__THE PROBLEM__.
Across these entries, work out how many lines carry the string "normal", and give only that number.

__Dataset items__.
%%

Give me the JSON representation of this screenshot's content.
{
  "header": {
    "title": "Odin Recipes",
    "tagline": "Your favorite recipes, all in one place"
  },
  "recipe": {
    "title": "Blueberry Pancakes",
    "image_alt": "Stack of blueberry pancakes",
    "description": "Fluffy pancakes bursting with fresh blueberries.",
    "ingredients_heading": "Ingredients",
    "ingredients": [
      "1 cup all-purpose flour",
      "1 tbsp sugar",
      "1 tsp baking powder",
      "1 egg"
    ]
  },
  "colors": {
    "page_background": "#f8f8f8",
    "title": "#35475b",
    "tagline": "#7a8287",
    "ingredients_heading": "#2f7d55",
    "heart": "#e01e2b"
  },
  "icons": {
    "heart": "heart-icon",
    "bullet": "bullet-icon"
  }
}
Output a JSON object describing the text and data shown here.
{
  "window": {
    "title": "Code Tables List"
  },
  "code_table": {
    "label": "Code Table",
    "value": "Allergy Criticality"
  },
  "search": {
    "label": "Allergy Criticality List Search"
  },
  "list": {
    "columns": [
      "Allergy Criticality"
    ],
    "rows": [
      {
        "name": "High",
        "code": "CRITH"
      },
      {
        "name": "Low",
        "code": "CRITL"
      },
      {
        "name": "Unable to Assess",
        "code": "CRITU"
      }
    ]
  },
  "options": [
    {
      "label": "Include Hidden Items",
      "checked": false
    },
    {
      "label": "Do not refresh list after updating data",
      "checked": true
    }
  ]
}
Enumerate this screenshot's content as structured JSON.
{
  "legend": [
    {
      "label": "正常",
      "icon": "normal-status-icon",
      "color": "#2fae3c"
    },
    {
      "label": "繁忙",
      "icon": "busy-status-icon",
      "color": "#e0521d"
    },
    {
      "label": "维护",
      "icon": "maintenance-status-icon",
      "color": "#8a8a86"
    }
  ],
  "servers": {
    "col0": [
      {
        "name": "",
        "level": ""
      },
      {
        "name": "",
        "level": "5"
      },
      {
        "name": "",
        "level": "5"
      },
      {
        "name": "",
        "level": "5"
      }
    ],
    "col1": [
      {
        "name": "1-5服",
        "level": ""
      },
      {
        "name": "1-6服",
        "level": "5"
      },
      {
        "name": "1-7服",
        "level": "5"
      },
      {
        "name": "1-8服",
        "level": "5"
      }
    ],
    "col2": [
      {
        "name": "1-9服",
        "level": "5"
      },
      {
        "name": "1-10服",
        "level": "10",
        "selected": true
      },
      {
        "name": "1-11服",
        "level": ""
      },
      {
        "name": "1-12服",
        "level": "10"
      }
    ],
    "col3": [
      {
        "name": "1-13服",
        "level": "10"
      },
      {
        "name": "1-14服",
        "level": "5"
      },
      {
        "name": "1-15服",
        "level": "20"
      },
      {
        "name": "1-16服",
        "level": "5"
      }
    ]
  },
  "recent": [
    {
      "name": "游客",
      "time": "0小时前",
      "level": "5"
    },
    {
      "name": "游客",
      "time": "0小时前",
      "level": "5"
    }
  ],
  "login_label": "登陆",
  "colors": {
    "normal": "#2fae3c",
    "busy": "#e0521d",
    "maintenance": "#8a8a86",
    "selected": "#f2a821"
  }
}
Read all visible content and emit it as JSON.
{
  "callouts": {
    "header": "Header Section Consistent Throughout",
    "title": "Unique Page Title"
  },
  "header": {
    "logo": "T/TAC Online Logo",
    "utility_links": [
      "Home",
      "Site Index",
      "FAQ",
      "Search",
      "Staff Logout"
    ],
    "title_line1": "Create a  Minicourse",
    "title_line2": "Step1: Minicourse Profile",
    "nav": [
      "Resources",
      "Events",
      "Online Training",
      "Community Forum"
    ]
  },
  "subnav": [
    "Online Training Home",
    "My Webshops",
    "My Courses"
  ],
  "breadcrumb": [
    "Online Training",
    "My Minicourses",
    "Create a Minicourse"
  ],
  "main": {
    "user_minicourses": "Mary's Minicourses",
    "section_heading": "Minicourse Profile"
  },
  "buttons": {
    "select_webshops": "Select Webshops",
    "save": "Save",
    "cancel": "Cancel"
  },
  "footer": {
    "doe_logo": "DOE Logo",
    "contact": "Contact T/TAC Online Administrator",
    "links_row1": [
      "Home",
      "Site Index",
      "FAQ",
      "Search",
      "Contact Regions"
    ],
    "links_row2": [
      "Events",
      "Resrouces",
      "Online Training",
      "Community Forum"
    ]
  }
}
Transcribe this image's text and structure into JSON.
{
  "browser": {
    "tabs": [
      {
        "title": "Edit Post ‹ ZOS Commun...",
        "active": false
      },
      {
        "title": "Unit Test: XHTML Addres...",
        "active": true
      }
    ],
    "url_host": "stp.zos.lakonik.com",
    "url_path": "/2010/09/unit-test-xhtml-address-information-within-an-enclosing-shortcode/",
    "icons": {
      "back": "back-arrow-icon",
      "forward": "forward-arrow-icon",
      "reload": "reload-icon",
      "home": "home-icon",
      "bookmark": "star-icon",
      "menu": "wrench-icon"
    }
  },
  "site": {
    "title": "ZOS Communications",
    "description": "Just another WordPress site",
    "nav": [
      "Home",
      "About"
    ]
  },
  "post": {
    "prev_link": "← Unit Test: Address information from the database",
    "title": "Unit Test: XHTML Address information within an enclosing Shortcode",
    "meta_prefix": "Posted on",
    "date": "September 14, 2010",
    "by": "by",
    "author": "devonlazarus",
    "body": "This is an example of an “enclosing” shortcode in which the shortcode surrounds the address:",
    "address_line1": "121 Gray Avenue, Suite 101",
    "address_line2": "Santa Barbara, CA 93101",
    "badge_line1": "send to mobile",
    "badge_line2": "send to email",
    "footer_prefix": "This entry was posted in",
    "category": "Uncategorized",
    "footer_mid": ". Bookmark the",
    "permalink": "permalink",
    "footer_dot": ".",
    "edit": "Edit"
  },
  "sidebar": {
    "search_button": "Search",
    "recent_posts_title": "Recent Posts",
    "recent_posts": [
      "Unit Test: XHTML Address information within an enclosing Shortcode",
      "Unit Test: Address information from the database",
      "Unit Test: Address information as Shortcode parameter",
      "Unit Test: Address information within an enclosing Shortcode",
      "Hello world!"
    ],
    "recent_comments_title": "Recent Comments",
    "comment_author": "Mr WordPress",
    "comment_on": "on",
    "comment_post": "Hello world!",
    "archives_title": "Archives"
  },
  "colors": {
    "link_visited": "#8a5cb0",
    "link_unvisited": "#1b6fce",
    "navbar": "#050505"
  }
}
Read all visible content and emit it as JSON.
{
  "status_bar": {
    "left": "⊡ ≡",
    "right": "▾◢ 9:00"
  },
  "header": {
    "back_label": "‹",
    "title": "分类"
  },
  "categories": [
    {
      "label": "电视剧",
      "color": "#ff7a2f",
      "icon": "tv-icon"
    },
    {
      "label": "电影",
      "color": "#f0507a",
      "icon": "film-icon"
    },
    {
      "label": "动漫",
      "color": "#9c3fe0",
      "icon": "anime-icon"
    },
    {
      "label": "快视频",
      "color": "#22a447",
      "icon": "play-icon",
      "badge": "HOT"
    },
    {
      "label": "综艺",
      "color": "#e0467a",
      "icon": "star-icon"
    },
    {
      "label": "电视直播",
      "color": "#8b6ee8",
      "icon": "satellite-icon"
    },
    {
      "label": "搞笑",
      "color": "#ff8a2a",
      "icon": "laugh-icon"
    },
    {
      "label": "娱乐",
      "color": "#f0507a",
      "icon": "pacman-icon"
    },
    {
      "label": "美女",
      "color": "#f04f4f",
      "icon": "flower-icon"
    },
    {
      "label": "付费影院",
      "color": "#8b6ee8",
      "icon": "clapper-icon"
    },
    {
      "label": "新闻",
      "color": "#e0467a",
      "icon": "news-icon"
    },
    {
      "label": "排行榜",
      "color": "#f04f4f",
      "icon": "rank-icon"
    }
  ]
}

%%

__ANSWER__.
2